I ran around to the other end of the school, where part of the building was still standing, and made my way through a narrow opening I found near the building’s corner. I had to crawl at first, but after a few feet I was able to stand. I saw books strewn about, covered in dust, followed by desks that had toppled over in the blast.
I turned a corner and saw the legs of a body sticking out from under a desk—the teacher’s desk. I pulled at the legs and realized they had been separated from the body and the torso was on the other side of the room. I crawled to the torso and saw it was Mrs. Hamir, the rusty, cut-rate whistle still around her neck.
I crawled a few more feet and found another body, this one Nassir’s. His eyes were still open, but covered in a thin layer of soot which made him look almost peaceful. Next to him was the student I recognized with the thick build and amphibian-like features. His eyes were closed and neither peace nor terror seemed to have found him.

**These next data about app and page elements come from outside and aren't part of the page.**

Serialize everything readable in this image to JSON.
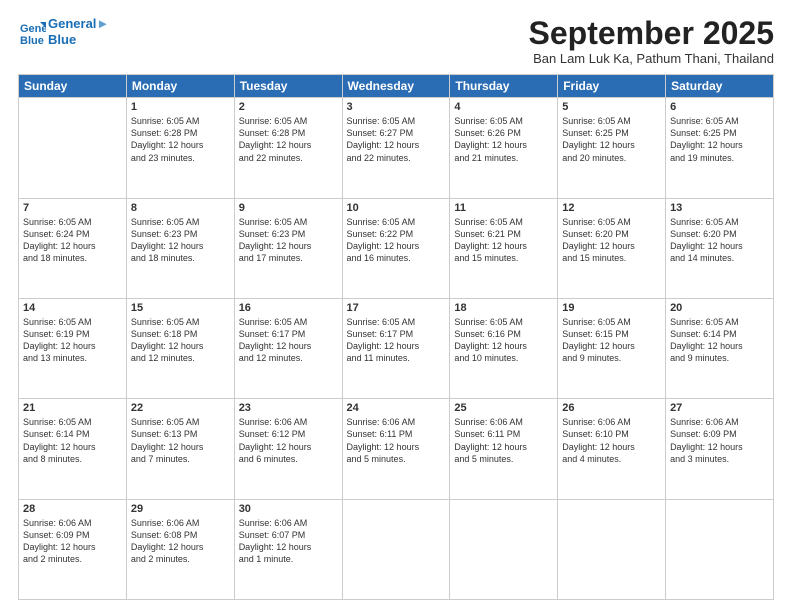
{
  "header": {
    "logo_line1": "General",
    "logo_line2": "Blue",
    "month": "September 2025",
    "location": "Ban Lam Luk Ka, Pathum Thani, Thailand"
  },
  "weekdays": [
    "Sunday",
    "Monday",
    "Tuesday",
    "Wednesday",
    "Thursday",
    "Friday",
    "Saturday"
  ],
  "weeks": [
    [
      {
        "day": "",
        "info": ""
      },
      {
        "day": "1",
        "info": "Sunrise: 6:05 AM\nSunset: 6:28 PM\nDaylight: 12 hours\nand 23 minutes."
      },
      {
        "day": "2",
        "info": "Sunrise: 6:05 AM\nSunset: 6:28 PM\nDaylight: 12 hours\nand 22 minutes."
      },
      {
        "day": "3",
        "info": "Sunrise: 6:05 AM\nSunset: 6:27 PM\nDaylight: 12 hours\nand 22 minutes."
      },
      {
        "day": "4",
        "info": "Sunrise: 6:05 AM\nSunset: 6:26 PM\nDaylight: 12 hours\nand 21 minutes."
      },
      {
        "day": "5",
        "info": "Sunrise: 6:05 AM\nSunset: 6:25 PM\nDaylight: 12 hours\nand 20 minutes."
      },
      {
        "day": "6",
        "info": "Sunrise: 6:05 AM\nSunset: 6:25 PM\nDaylight: 12 hours\nand 19 minutes."
      }
    ],
    [
      {
        "day": "7",
        "info": "Sunrise: 6:05 AM\nSunset: 6:24 PM\nDaylight: 12 hours\nand 18 minutes."
      },
      {
        "day": "8",
        "info": "Sunrise: 6:05 AM\nSunset: 6:23 PM\nDaylight: 12 hours\nand 18 minutes."
      },
      {
        "day": "9",
        "info": "Sunrise: 6:05 AM\nSunset: 6:23 PM\nDaylight: 12 hours\nand 17 minutes."
      },
      {
        "day": "10",
        "info": "Sunrise: 6:05 AM\nSunset: 6:22 PM\nDaylight: 12 hours\nand 16 minutes."
      },
      {
        "day": "11",
        "info": "Sunrise: 6:05 AM\nSunset: 6:21 PM\nDaylight: 12 hours\nand 15 minutes."
      },
      {
        "day": "12",
        "info": "Sunrise: 6:05 AM\nSunset: 6:20 PM\nDaylight: 12 hours\nand 15 minutes."
      },
      {
        "day": "13",
        "info": "Sunrise: 6:05 AM\nSunset: 6:20 PM\nDaylight: 12 hours\nand 14 minutes."
      }
    ],
    [
      {
        "day": "14",
        "info": "Sunrise: 6:05 AM\nSunset: 6:19 PM\nDaylight: 12 hours\nand 13 minutes."
      },
      {
        "day": "15",
        "info": "Sunrise: 6:05 AM\nSunset: 6:18 PM\nDaylight: 12 hours\nand 12 minutes."
      },
      {
        "day": "16",
        "info": "Sunrise: 6:05 AM\nSunset: 6:17 PM\nDaylight: 12 hours\nand 12 minutes."
      },
      {
        "day": "17",
        "info": "Sunrise: 6:05 AM\nSunset: 6:17 PM\nDaylight: 12 hours\nand 11 minutes."
      },
      {
        "day": "18",
        "info": "Sunrise: 6:05 AM\nSunset: 6:16 PM\nDaylight: 12 hours\nand 10 minutes."
      },
      {
        "day": "19",
        "info": "Sunrise: 6:05 AM\nSunset: 6:15 PM\nDaylight: 12 hours\nand 9 minutes."
      },
      {
        "day": "20",
        "info": "Sunrise: 6:05 AM\nSunset: 6:14 PM\nDaylight: 12 hours\nand 9 minutes."
      }
    ],
    [
      {
        "day": "21",
        "info": "Sunrise: 6:05 AM\nSunset: 6:14 PM\nDaylight: 12 hours\nand 8 minutes."
      },
      {
        "day": "22",
        "info": "Sunrise: 6:05 AM\nSunset: 6:13 PM\nDaylight: 12 hours\nand 7 minutes."
      },
      {
        "day": "23",
        "info": "Sunrise: 6:06 AM\nSunset: 6:12 PM\nDaylight: 12 hours\nand 6 minutes."
      },
      {
        "day": "24",
        "info": "Sunrise: 6:06 AM\nSunset: 6:11 PM\nDaylight: 12 hours\nand 5 minutes."
      },
      {
        "day": "25",
        "info": "Sunrise: 6:06 AM\nSunset: 6:11 PM\nDaylight: 12 hours\nand 5 minutes."
      },
      {
        "day": "26",
        "info": "Sunrise: 6:06 AM\nSunset: 6:10 PM\nDaylight: 12 hours\nand 4 minutes."
      },
      {
        "day": "27",
        "info": "Sunrise: 6:06 AM\nSunset: 6:09 PM\nDaylight: 12 hours\nand 3 minutes."
      }
    ],
    [
      {
        "day": "28",
        "info": "Sunrise: 6:06 AM\nSunset: 6:09 PM\nDaylight: 12 hours\nand 2 minutes."
      },
      {
        "day": "29",
        "info": "Sunrise: 6:06 AM\nSunset: 6:08 PM\nDaylight: 12 hours\nand 2 minutes."
      },
      {
        "day": "30",
        "info": "Sunrise: 6:06 AM\nSunset: 6:07 PM\nDaylight: 12 hours\nand 1 minute."
      },
      {
        "day": "",
        "info": ""
      },
      {
        "day": "",
        "info": ""
      },
      {
        "day": "",
        "info": ""
      },
      {
        "day": "",
        "info": ""
      }
    ]
  ]
}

I crawled over several more bodies and vomited.
I finally felt the touch of fabric in my palm. I looked down and saw a decapitated body on its back. The fabric I touched was so badly shredded, it had practically been reduced to a rag. But I did notice the black and white print of Pele on the front, and knew the headless body near the school’s only bookcase belonged to Akram.
I waded through a sea of severed hands and shrapnel-riddled feet before I came to the body I dreaded most. Shada lie in the middle of the room, all of her limbs intact. At first glance it didn’t appear as though she’d suffered a single scratch, and for a fleeting moment I thought she might be alive. But as I sidled up alongside her, I noticed her heart was still and her chest no longer rose. One of her hands rested on her belly and the other was on the ground. The soccer ball was only feet away—still in pristine condition—unmolested by the car’s devastating blast.

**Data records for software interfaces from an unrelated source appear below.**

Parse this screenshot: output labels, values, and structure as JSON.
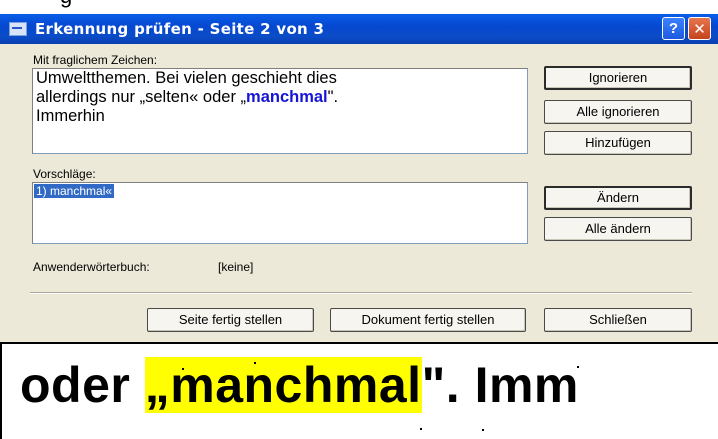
{
  "window": {
    "title": "Erkennung prüfen - Seite 2 von 3",
    "help_label": "?",
    "close_label": "✕"
  },
  "fragment": "g",
  "context": {
    "label": "Mit fraglichem Zeichen:",
    "line1": "Umweltthemen. Bei vielen geschieht dies",
    "line2_before": "allerdings nur „selten« oder „",
    "line2_word": "manchmal",
    "line2_after": "\".",
    "line3": "Immerhin"
  },
  "suggestions": {
    "label": "Vorschläge:",
    "items": [
      "1) manchmal«"
    ]
  },
  "dictionary": {
    "label": "Anwenderwörterbuch:",
    "value": "[keine]"
  },
  "buttons": {
    "ignore": "Ignorieren",
    "ignore_all": "Alle ignorieren",
    "add": "Hinzufügen",
    "change": "Ändern",
    "change_all": "Alle ändern",
    "finish_page": "Seite fertig stellen",
    "finish_document": "Dokument fertig stellen",
    "close": "Schließen"
  },
  "zoom": {
    "before": "oder ",
    "highlight": "„manchmal",
    "after": "\". Imm"
  },
  "colors": {
    "titlebar": "#0548d0",
    "dialog_bg": "#ece9d8",
    "highlight_word": "#1515d8",
    "selection": "#316ac5",
    "zoom_highlight": "#ffff00"
  }
}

Even though I’ve avoided my wife all morning, I know she wants to go to the Cheesecake Factory for dinner. I know this because she wrote it on the whiteboard we keep in the kitchen, and also texted me several times something to that effect.
I don’t respond to her texts and can hear her walking around upstairs. I wonder how long it’ll be before she comes down and asks if I’ve looked at my phone.

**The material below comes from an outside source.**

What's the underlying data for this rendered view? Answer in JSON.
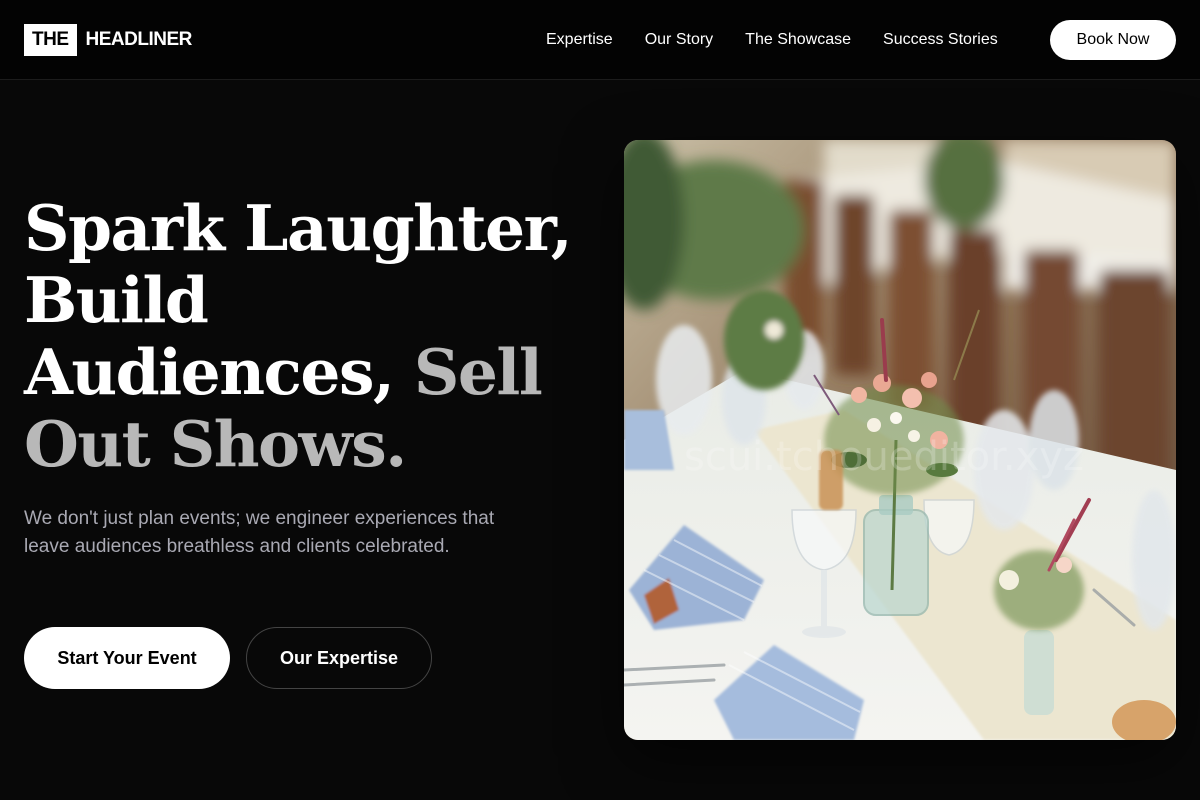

I finish the last of the gin in the flask.
I don’t particularly like Cheesecake Factory, although their Baja Chicken Tacos with chipotle rice and beans is pretty good. My wife usually gets the Herb Crusted Filet of Salmon with asparagus and mashed potatoes—which is also pretty good, but I’ve only ever had a bite or two.
Even though I don’t plan on responding to her texts, I know we’ll end up going.
I’ve been sitting in my basement for the last six hours playing FIFA and nursing the 20 Chicken McNuggets I picked up at lunch. I’ve lost three straight times now but refuse to play with anyone other than Real Madrid—I just like how that Cristiano Ronaldo plays, I guess. He’s a very good player. I wonder how long he had to train to become that good. Probably pretty long. His skills are very tangible.......
Upstairs I hear the mail slot in our front door clink and know the postman has dropped off our letters. While nothing in those deliverables will interest me, I know it’s only a matter of time until that stranger upstairs will meet me in the kitchen and start reading me the mail.
I hear the stranger walk across the new Bellawood floors we just put in and scoop up the letters before she heads back to kitchen.
I get another text but don’t look at my phone.
I decide to play another game—this time against Barcelona—but quit when they score a goal twenty seconds in. I eat the last Chicken McNugget with some difficulty and turn off the Xbox. Before going upstairs I stand in the calm of my basement, listening only to the sounds of the tearing envelopes and the stranger’s sighs. Above our Kingsman fireplace I notice the stranger has hung up the plaque I got at the V.A. I have no idea how long it’s been there. I think about taking it down but decide it’s too much work and go upstairs to listen to the mail.